Some time on from this, lessons have been learned and I feel I have a good workable set of jQuery standards. I have decided to present these in a series of posts that fall under the following headers:
- jQuery Variables
- DOM Manipulation
- Page Style and Layout Changes
- Effects and Animation
The initial scope of these posts is intended to cover coding from the core jQuery library. only. It is not intended to cover the use of jQuery UI, or other high-profile plugins.
Such is the significance and widespread adoption of some of these add-ons, for example the jQuery forms validator, or anything that malsup has written, that a set of good practice guidelines for these may also be of benefit. But not here, not now at least.
These standards were developed following the rollout of jQuery within a corporate development community.
They were a result of capturing developer experiences, and evolved over a number of iterations to suit the ecosystem of a very specific development community.
I do believe, however, that they have a broad relevance and use, and will serve any jQuery developer well.
These standards were developed against jQuery 1.4.2.
I Don’t Think jQuery Should / Needs To be constrained
I disagree, which is why I’ve written these standards. I’ve felt this warrants a separate article.
I think you/a standard/everything here is wrong
And you may be correct.
I’m happy to change, debate and listen to any opinions to this end, but I would encourage you to bear in mind the audience, and motivation for this. The standards were developed for use within a corporate programming environment, and although I’ve always tried to carry these into my everyday programming adventures, I realise they are not for everyone.
For me, standards are there to make you think about what you are doing. On occasions I think standards can be broken, but these scenarios will be exceptions, not rules. And if you are thinking about deviating from a standards, so you should be thinking about commenting. For a well disciplined programmer, good standards lead to better code and better comments.
You may also feel that I’ve missed something.

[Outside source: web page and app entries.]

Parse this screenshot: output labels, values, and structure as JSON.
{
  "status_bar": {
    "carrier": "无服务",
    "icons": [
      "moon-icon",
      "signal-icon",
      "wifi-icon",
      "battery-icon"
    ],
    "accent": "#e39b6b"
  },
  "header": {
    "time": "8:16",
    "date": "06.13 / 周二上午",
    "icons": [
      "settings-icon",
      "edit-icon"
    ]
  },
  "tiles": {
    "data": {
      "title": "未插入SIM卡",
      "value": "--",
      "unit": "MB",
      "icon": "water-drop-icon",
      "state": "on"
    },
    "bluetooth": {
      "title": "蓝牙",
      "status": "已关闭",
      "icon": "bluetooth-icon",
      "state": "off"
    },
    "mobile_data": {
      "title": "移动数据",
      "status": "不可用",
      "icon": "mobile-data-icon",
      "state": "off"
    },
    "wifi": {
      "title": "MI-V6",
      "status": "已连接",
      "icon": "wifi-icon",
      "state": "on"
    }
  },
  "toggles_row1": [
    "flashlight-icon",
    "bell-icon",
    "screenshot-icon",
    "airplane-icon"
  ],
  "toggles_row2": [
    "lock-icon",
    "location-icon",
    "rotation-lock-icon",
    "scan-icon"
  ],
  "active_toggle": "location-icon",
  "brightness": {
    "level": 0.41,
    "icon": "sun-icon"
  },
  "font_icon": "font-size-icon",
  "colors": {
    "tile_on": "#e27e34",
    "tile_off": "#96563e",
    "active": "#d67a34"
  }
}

Quite possibly – this was evolved over a number of months in response the practices adopted by a specific development community. I hope for these standards to evolve now they have been exposed to the outside world!